There’s been much criticism of “tanking” teams in this slow offseason, or at the very least, criticism of teams who are not aiming to win now. Most notably the Marlins, Pirates, and now Rays have been held up as examples of teams who are not aiming to win. Fans, players and commentators have raked the teams and their ownership/management over the coals for embracing a strategy of failure.
Let’s leave aside for a moment what is a tank and what is a rebuild. But from an empirical standpoint, I find it simply inaccurate to assert that most teams are not trying to win in 2018 based on their offseason moves. Rather, I think there is a strategy emerging in the non-super-team group of aiming for slightly above average and hoping for a Wild Card berth. Indeed, given the increased supply of teams on the low end of the win curve selling current assets for future ones and the smaller marginal returns for teams at the top end, the middle-tier teams actually can scoop up value here.
I guess the thing I don’t understand, particularly regarding the trades, is that the team on the other side of the ledger matters. That is, the seller’s loss in the current season is still the buyer’s gain.
Currently, 7 teams project for 90 wins or more according to Steamer (Astros, Dodgers, Cubs, Indians, Red Sox, Nationals, Yankees). We can safely say these teams are aiming to be division champs. But the next tier of roughly 10-12 teams has been quite active this offseason in aiming for wild card slots and hoping things break right for themselves (and wrong for the division favorites).
Consider the Marlins’ sell-off. Yes, Stanton went to the Yankees, so “the rich get richer,” but the other three “sell-off” players — Christian Yelich, Marcell Ozuna, and Dee Gordon — all arguably went to teams who are in the “middle.” The Brewers project for 78 wins in Fangraphs currently, Cardinals for 88 and the Mariners 80.
And many teams that could decide to sell off are actually holding steady or gearing up for another shot at the title.
Plenty of Mets commentators decried the Mets’ offseason as giving up on the season before it started, but the Mets have added $88M in salary obligations and roughly 6 extra projected WAR next season. The “middle class” of free agents is a value proposition for the Mets, who picked up Todd Frazier on the cheap. The Mets project 11 games back of the Nationals, but they’re still aiming for the middle, deciding that the possibility of even the one-game playoff is worth it and remembering that even superteams do fall apart.
Similarly, the Blue Jays, a team that won 76 games last season should have, if the “everyone’s tanking” narrative were correct, sold off Josh Donaldson.
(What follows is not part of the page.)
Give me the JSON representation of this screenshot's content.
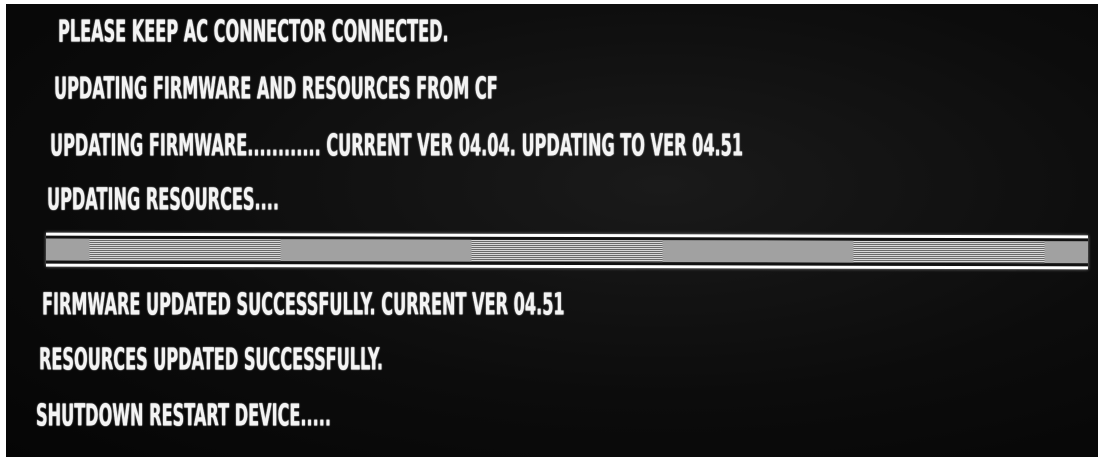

Instead, the team has re-loaded for another run in a division with two 90-win superteams with some tweaks to engineer a team capable of sneaking into the wild card race, adding roughly 5 WAR through a combination of free agency and trades.
And these moves are in keeping with what we might expect from Jesse Wolfersberger’s calculation of the second wild card win curve:
If you’re unlikely to beat out the top teams, maybe better to hover opportunistically around the middle and stumble into a playoff spot. The second wild card may make the value of the first wild card lower, but it stretches out the tail of value for teams in the 85-90 win range.
Even teams arguably outside the window of contention right now are aiming for the middle. The Padres just signed Eric Hosmer to a huge deal. They wouldn’t do that if they didn’t think they were close to contention. The Pirates, who were roundly condemned for trading Gerrit Cole, actually got good players in exchange who are ready to play in the majors, like Joe Musgrove (injury notwithstanding) and Colin Moran. (Indeed Musgrove and Moran currently combine to project for more 2018 WAR than Cole at the moment!)
It’s not sexy to aim to be number 2. To quote notable philosopher Ricky Bobby, “If you ain’t first, you’re last.” American culture and sports culture in particular places dominance and winning above all other goals. But given the randomness of the sport and the recent history of failure among projected “super teams,” there is a reasonable strategic position to embrace aiming for the middle. And as the offseason price of free agents fall, it seems that many teams are doing just that.